== What the task requires ==
Collect every line in the records below that contains the word "value".

== Record excerpts ==
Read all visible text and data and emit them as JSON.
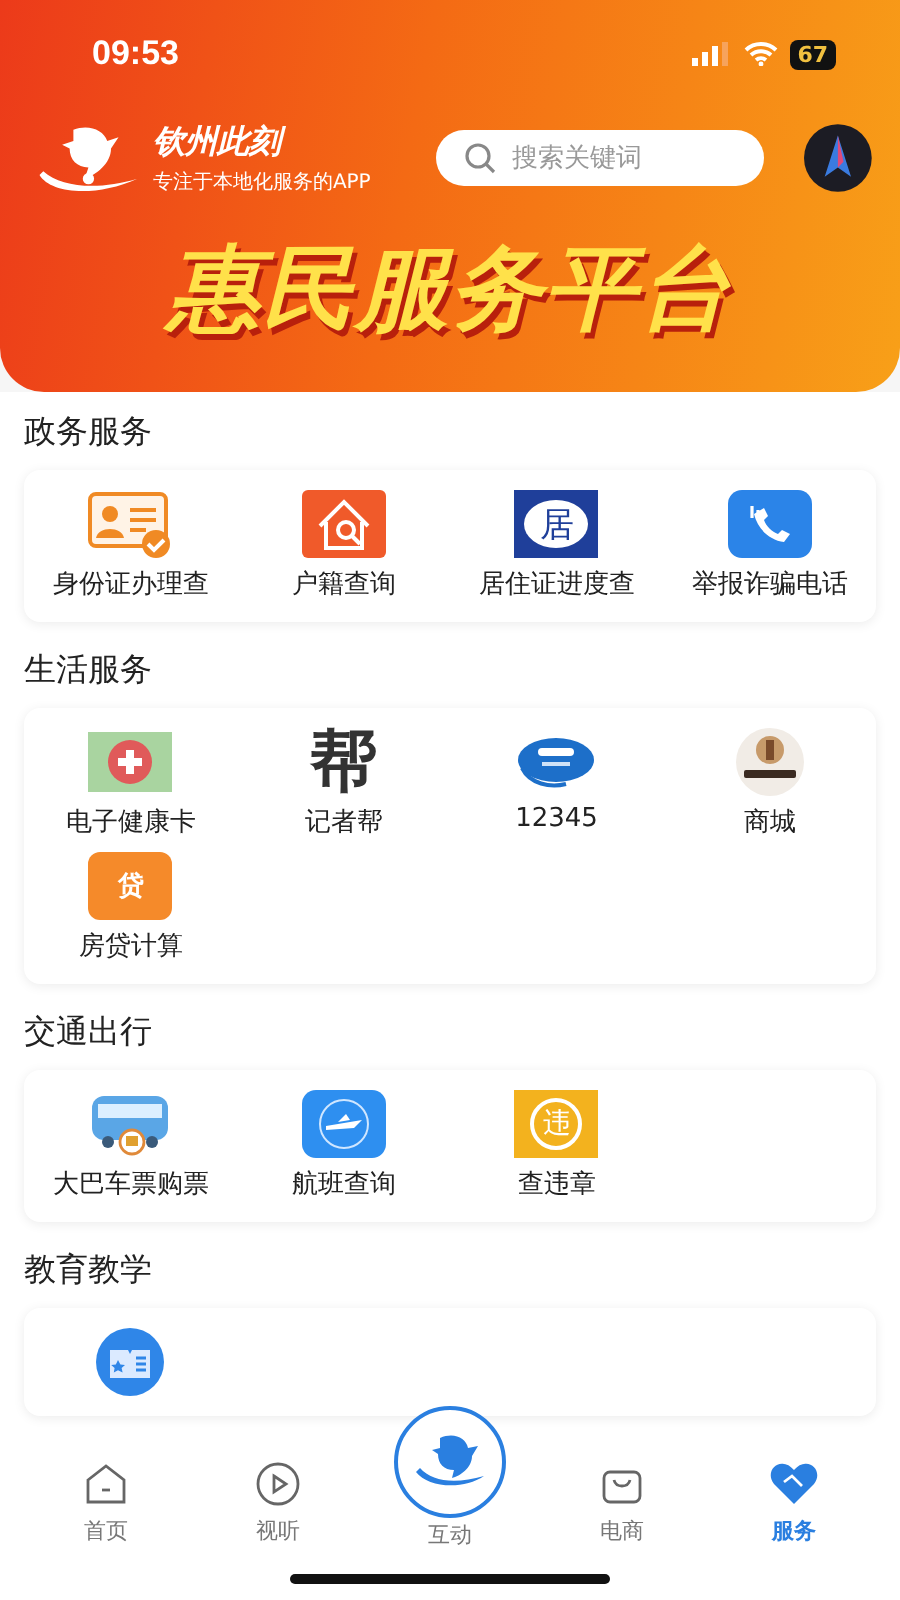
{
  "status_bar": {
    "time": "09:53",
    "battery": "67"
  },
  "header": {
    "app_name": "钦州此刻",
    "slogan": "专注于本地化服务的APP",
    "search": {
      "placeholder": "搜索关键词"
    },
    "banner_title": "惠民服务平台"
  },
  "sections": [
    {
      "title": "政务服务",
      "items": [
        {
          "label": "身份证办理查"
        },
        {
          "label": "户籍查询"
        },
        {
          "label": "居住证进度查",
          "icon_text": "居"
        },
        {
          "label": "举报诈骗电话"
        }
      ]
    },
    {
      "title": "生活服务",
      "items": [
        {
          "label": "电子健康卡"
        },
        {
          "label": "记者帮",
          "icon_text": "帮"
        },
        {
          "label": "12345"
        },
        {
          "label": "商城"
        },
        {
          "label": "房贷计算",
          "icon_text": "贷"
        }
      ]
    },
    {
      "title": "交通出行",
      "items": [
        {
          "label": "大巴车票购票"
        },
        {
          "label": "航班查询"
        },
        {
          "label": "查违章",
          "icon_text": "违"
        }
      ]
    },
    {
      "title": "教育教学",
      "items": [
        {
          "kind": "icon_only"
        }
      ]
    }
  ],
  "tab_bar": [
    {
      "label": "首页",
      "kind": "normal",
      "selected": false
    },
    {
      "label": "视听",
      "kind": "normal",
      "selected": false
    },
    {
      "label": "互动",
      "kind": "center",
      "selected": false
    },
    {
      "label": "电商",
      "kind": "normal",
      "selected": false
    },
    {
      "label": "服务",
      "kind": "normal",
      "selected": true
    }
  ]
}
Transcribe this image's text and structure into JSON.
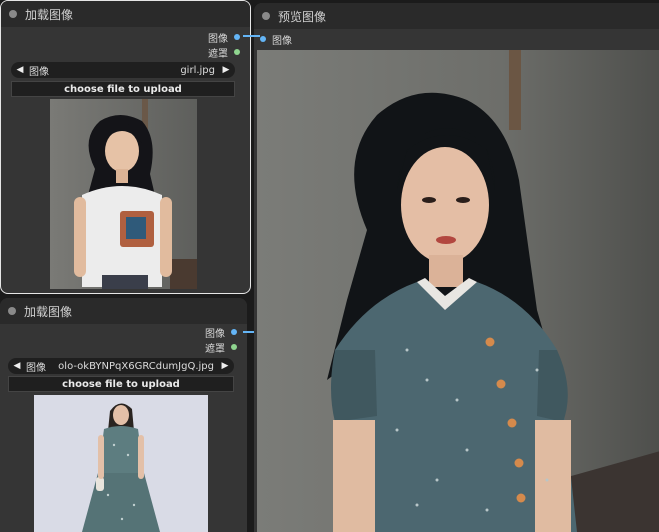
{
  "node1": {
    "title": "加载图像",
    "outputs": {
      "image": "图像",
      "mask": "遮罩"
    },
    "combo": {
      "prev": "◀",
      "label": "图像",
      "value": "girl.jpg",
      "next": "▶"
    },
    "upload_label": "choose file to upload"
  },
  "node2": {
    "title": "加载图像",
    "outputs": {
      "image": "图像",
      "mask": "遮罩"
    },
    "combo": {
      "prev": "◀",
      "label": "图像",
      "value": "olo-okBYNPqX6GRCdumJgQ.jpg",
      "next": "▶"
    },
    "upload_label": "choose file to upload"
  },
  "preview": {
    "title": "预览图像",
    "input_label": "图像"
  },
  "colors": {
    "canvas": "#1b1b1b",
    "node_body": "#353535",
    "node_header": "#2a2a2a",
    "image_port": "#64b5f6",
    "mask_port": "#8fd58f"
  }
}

== Your solution ==
      "value": "girl.jpg",
      "value": "olo-okBYNPqX6GRCdumJgQ.jpg",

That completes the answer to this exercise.